  93. Sigelman, L., & Yough, S. N. (1978). Left-right polarization in national party systems: A cross-national analysis. Comparative Political Studies, 11(3), 355–379.Google Scholar
  94. Steenbergen, M. R., & Jones, B. S. (2002). Modeling multilevel data structures. American Journal of Political Science, 46(1), 218–237.CrossRefGoogle Scholar
  95. Stokes, S. C. (2001). Mandates and democracy: Neoliberalism by surprise in Latin America. Cambridge: Cambridge University Press.CrossRefGoogle Scholar
  96. Taagepera, R. (1997). Effective number of parties for incomplete data. Electoral Studies, 16(2), 145–151.CrossRefGoogle Scholar
  97. Taylor, M., & Herman, V. M. (1971). Party systems and government stability. American Political Science Review, 65(1), 28–37.CrossRefGoogle Scholar
  98. Turner, J. C. (1999). Some current issues in research on social identity and selfcategorization theories.

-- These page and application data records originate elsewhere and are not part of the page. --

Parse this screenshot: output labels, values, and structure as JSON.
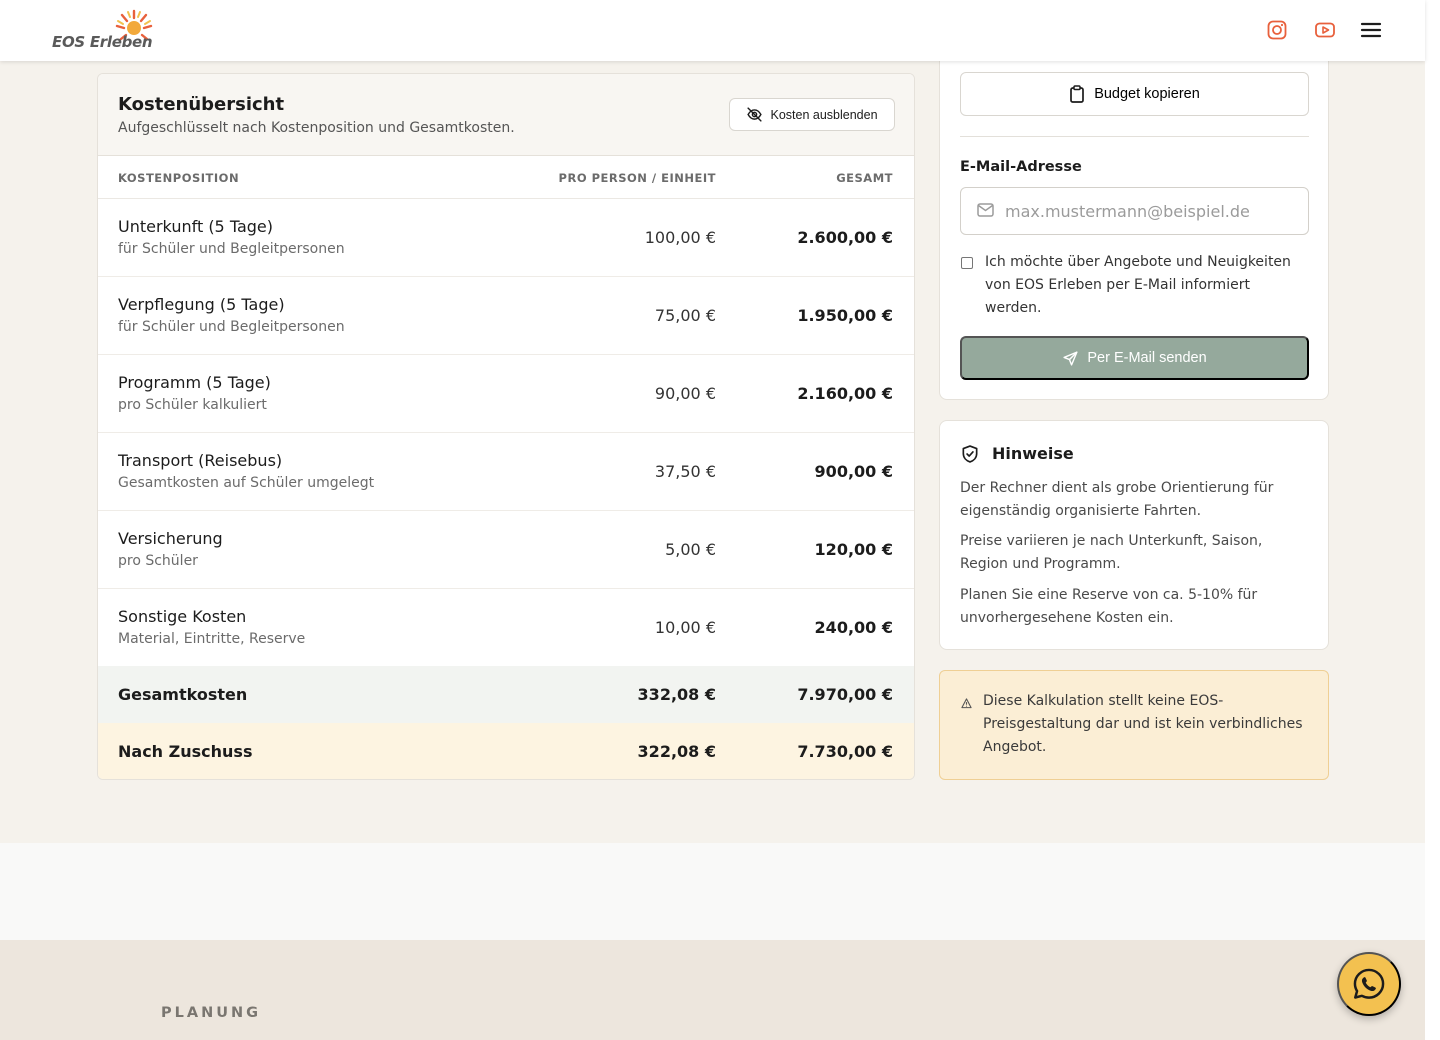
{
  "header": {
    "logo_text": "EOS Erleben",
    "icons": [
      "instagram-icon",
      "youtube-icon",
      "menu-icon"
    ],
    "accent_color": "#e8603c"
  },
  "costs": {
    "title": "Kostenübersicht",
    "subtitle": "Aufgeschlüsselt nach Kostenposition und Gesamtkosten.",
    "hide_button": "Kosten ausblenden",
    "columns": [
      "KOSTENPOSITION",
      "PRO PERSON / EINHEIT",
      "GESAMT"
    ],
    "rows": [
      {
        "name": "Unterkunft (5 Tage)",
        "desc": "für Schüler und Begleitpersonen",
        "per": "100,00 €",
        "total": "2.600,00 €"
      },
      {
        "name": "Verpflegung (5 Tage)",
        "desc": "für Schüler und Begleitpersonen",
        "per": "75,00 €",
        "total": "1.950,00 €"
      },
      {
        "name": "Programm (5 Tage)",
        "desc": "pro Schüler kalkuliert",
        "per": "90,00 €",
        "total": "2.160,00 €"
      },
      {
        "name": "Transport (Reisebus)",
        "desc": "Gesamtkosten auf Schüler umgelegt",
        "per": "37,50 €",
        "total": "900,00 €"
      },
      {
        "name": "Versicherung",
        "desc": "pro Schüler",
        "per": "5,00 €",
        "total": "120,00 €"
      },
      {
        "name": "Sonstige Kosten",
        "desc": "Material, Eintritte, Reserve",
        "per": "10,00 €",
        "total": "240,00 €"
      }
    ],
    "sum": {
      "name": "Gesamtkosten",
      "per": "332,08 €",
      "total": "7.970,00 €"
    },
    "after_subsidy": {
      "name": "Nach Zuschuss",
      "per": "322,08 €",
      "total": "7.730,00 €"
    }
  },
  "send": {
    "copy_button": "Budget kopieren",
    "email_label": "E-Mail-Adresse",
    "email_placeholder": "max.mustermann@beispiel.de",
    "email_value": "",
    "consent_checked": false,
    "consent_text": "Ich möchte über Angebote und Neuigkeiten von EOS Erleben per E-Mail informiert werden.",
    "send_button": "Per E-Mail senden"
  },
  "hints": {
    "title": "Hinweise",
    "paragraphs": [
      "Der Rechner dient als grobe Orientierung für eigenständig organisierte Fahrten.",
      "Preise variieren je nach Unterkunft, Saison, Region und Programm.",
      "Planen Sie eine Reserve von ca. 5-10% für unvorhergesehene Kosten ein."
    ]
  },
  "warning": {
    "text": "Diese Kalkulation stellt keine EOS-Preisgestaltung dar und ist kein verbindliches Angebot."
  },
  "footer": {
    "section_label": "PLANUNG"
  },
  "whatsapp": {
    "icon": "whatsapp-icon",
    "color": "#f3c150"
  }
}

In N. Ellemers, R. Spears, & B. Doosje (Eds.), Social identity: Context, commitment, content (pp. 6–34). Malden: Blackwell.Google Scholar
  99. Ura, J. D., & Ellis, C. R. (2012). Partisan moods: Polarization and the dynamics of mass party preferences. Journal of Politics, 74(1), 277–291.CrossRefGoogle Scholar
  100. Valenzuela, A. (1978). The breakdown of democratic regimes: Chile. Baltimore: The Johns Hopkins University Press.Google Scholar
  101. Wattenberg, M. P. (1990). The decline of American political parties, 1952–1988. Cambridge: Harvard University Press.Google Scholar
  102. Zaller, J. (1992). The nature and origins of mass opinion. Cambridge: Cambridge University Press.CrossRefGoogle Scholar
  103. Zuckerman, A. S., Dasovic, J., & Fitzgerald, J. (2007). Partisan families: The social logic of bounded partisanship in Germany and Britain. Cambridge: Cambridge University Press.CrossRefGoogle Scholar

Copyright information

© Springer Science+Business Media New York 2014

Authors and Affiliations

  1. 1.Department of Political ScienceUniversity of Wisconsin-MadisonMadisonUSA

Personalised recommendations